The legislation passed on May 24 will attach Pakistan's Federally Administered Tribal Areas (FATA) to the northwestern Khyber Pakhtunkhwa Province, extend the jurisdiction of Pakistani courts to the region, and increase assistance to residents.
The legislation needs final approval from the Senate and the president’s signature -- seen as formalities after it received overwhelming support in the National Assembly.
Among the colonial-era laws that will be abolished are ones that called for the punishment of an entire tribe if one of its members were found guilty of a crime.
In the 19th century, British colonial rulers sliced out a mountainous region from Afghanistan to be run under a combination of civil laws and local traditions.
The special status continued after Pakistan gained its independence in 1947 to accommodate the wishes of tribesmen divided on either side of the border.

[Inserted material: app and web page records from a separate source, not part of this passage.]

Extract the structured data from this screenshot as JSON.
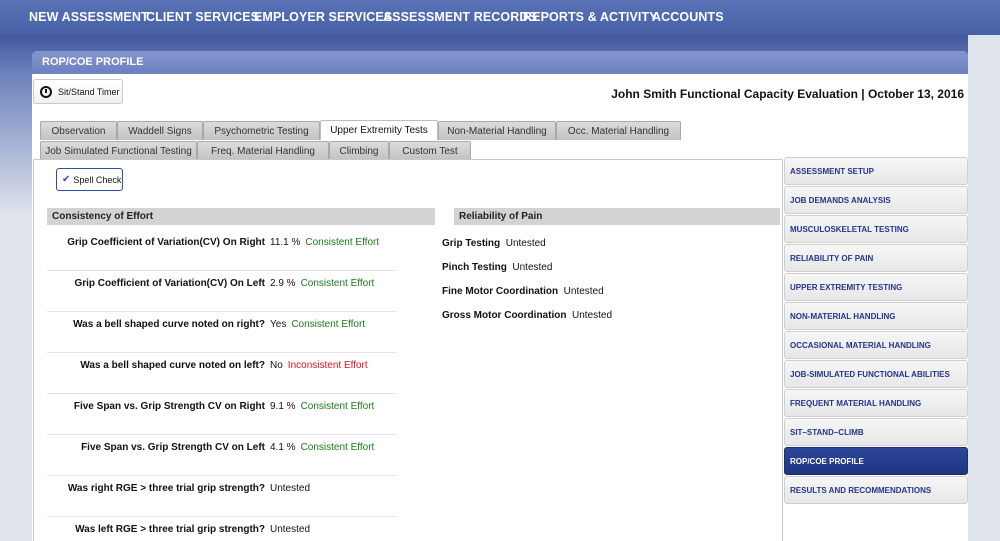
{
  "topnav": {
    "items": [
      "NEW ASSESSMENT",
      "CLIENT SERVICES",
      "EMPLOYER SERVICES",
      "ASSESSMENT RECORDS",
      "REPORTS & ACTIVITY",
      "ACCOUNTS"
    ]
  },
  "panel": {
    "title": "ROP/COE PROFILE",
    "timer_label": "Sit/Stand Timer",
    "evaluation_title": "John Smith Functional Capacity Evaluation | October 13, 2016"
  },
  "tabs": {
    "row1": [
      "Observation",
      "Waddell Signs",
      "Psychometric Testing",
      "Upper Extremity Tests",
      "Non-Material Handling",
      "Occ. Material Handling"
    ],
    "row2": [
      "Job Simulated Functional Testing",
      "Freq. Material Handling",
      "Climbing",
      "Custom Test"
    ],
    "active": "Upper Extremity Tests"
  },
  "content": {
    "spell_check_label": "Spell Check",
    "consistency": {
      "heading": "Consistency of Effort",
      "rows": [
        {
          "label": "Grip Coefficient of Variation(CV) On Right",
          "value": "11.1 %",
          "status": "Consistent Effort"
        },
        {
          "label": "Grip Coefficient of Variation(CV) On Left",
          "value": "2.9 %",
          "status": "Consistent Effort"
        },
        {
          "label": "Was a bell shaped curve noted on right?",
          "value": "Yes",
          "status": "Consistent Effort"
        },
        {
          "label": "Was a bell shaped curve noted on left?",
          "value": "No",
          "status": "Inconsistent Effort"
        },
        {
          "label": "Five Span vs. Grip Strength CV on Right",
          "value": "9.1 %",
          "status": "Consistent Effort"
        },
        {
          "label": "Five Span vs. Grip Strength CV on Left",
          "value": "4.1 %",
          "status": "Consistent Effort"
        },
        {
          "label": "Was right RGE > three trial grip strength?",
          "value": "Untested",
          "status": ""
        },
        {
          "label": "Was left RGE > three trial grip strength?",
          "value": "Untested",
          "status": ""
        }
      ]
    },
    "pain": {
      "heading": "Reliability of Pain",
      "rows": [
        {
          "label": "Grip Testing",
          "value": "Untested"
        },
        {
          "label": "Pinch Testing",
          "value": "Untested"
        },
        {
          "label": "Fine Motor Coordination",
          "value": "Untested"
        },
        {
          "label": "Gross Motor Coordination",
          "value": "Untested"
        }
      ]
    }
  },
  "sidebar": {
    "items": [
      "ASSESSMENT SETUP",
      "JOB DEMANDS ANALYSIS",
      "MUSCULOSKELETAL TESTING",
      "RELIABILITY OF PAIN",
      "UPPER EXTREMITY TESTING",
      "NON-MATERIAL HANDLING",
      "OCCASIONAL MATERIAL HANDLING",
      "JOB-SIMULATED FUNCTIONAL ABILITIES",
      "FREQUENT MATERIAL HANDLING",
      "SIT–STAND–CLIMB",
      "ROP/COE PROFILE",
      "RESULTS AND RECOMMENDATIONS"
    ],
    "active": "ROP/COE PROFILE"
  },
  "colors": {
    "nav": "#4a63a8",
    "consistent": "#1b7a1b",
    "inconsistent": "#e3151a",
    "active_side": "#24397f"
  }
}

The territory has long been seen as a lawless backwater ruled by hostile tribesmen, left to serve as a buffer zone between Afghanistan and Pakistan.
The Pakistani army largely regained control of the region in 2014-15, ending much, but not all, of the violence.
The United States has accused Pakistan of allowing the areas to serve as safe havens for militants fighting across the border in Afghanistan, allegations Islamabad has consistently denied.